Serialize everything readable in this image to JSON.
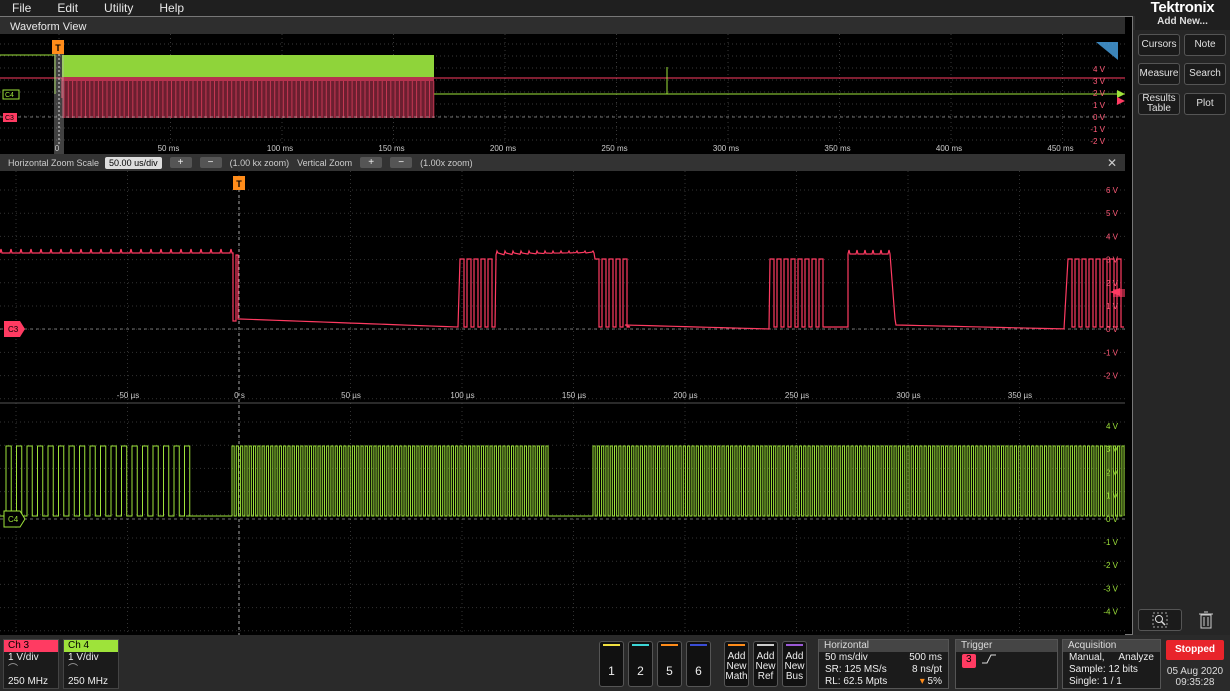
{
  "menu": [
    "File",
    "Edit",
    "Utility",
    "Help"
  ],
  "brand": {
    "logo": "Tektronix",
    "add_new": "Add New..."
  },
  "right_panel": {
    "cursors": "Cursors",
    "note": "Note",
    "measure": "Measure",
    "search": "Search",
    "results_table_1": "Results",
    "results_table_2": "Table",
    "plot": "Plot"
  },
  "waveform_view": {
    "title": "Waveform View"
  },
  "overview": {
    "trigger_marker": "T",
    "ticks": [
      "0",
      "50 ms",
      "100 ms",
      "150 ms",
      "200 ms",
      "250 ms",
      "300 ms",
      "350 ms",
      "400 ms",
      "450 ms"
    ],
    "volt_labels": [
      "4 V",
      "3 V",
      "2 V",
      "1 V",
      "0 V",
      "-1 V",
      "-2 V"
    ],
    "ch_labels": {
      "c4": "C4",
      "c3": "C3"
    }
  },
  "zoom_bar": {
    "hzoom_label": "Horizontal Zoom Scale",
    "hzoom_value": "50.00 us/div",
    "plus": "+",
    "minus": "−",
    "hzoom_text": "(1.00 kx zoom)",
    "vzoom_label": "Vertical Zoom",
    "vzoom_text": "(1.00x zoom)",
    "close": "✕"
  },
  "main": {
    "trigger_marker": "T",
    "c3_label": "C3",
    "c4_label": "C4",
    "c3_volts": [
      "6 V",
      "5 V",
      "4 V",
      "3 V",
      "2 V",
      "1 V",
      "0 V",
      "-1 V",
      "-2 V"
    ],
    "time_ticks": [
      "-50 µs",
      "0 s",
      "50 µs",
      "100 µs",
      "150 µs",
      "200 µs",
      "250 µs",
      "300 µs",
      "350 µs"
    ],
    "c4_volts": [
      "4 V",
      "3 V",
      "2 V",
      "1 V",
      "0 V",
      "-1 V",
      "-2 V",
      "-3 V",
      "-4 V"
    ]
  },
  "bottom": {
    "ch3": {
      "name": "Ch 3",
      "scale": "1 V/div",
      "bw": "250 MHz"
    },
    "ch4": {
      "name": "Ch 4",
      "scale": "1 V/div",
      "bw": "250 MHz"
    },
    "num_buttons": [
      "1",
      "2",
      "5",
      "6"
    ],
    "add_math": [
      "Add",
      "New",
      "Math"
    ],
    "add_ref": [
      "Add",
      "New",
      "Ref"
    ],
    "add_bus": [
      "Add",
      "New",
      "Bus"
    ],
    "horizontal": {
      "title": "Horizontal",
      "scale": "50 ms/div",
      "pos": "500 ms",
      "sr": "SR: 125 MS/s",
      "pt": "8 ns/pt",
      "rl": "RL: 62.5 Mpts",
      "pct": "5%"
    },
    "trigger": {
      "title": "Trigger",
      "source": "3"
    },
    "acquisition": {
      "title": "Acquisition",
      "mode": "Manual,",
      "analyze": "Analyze",
      "sample": "Sample: 12 bits",
      "single": "Single: 1 / 1"
    },
    "stopped": "Stopped",
    "date": "05 Aug 2020",
    "time": "09:35:28"
  },
  "colors": {
    "c3": "#ff3b62",
    "c4": "#9ee33a",
    "trigger": "#ff8c1a",
    "stopped": "#e8242b"
  }
}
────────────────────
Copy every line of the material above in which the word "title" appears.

    "title": "Waveform View"
      "title": "Horizontal",
      "title": "Trigger",
      "title": "Acquisition",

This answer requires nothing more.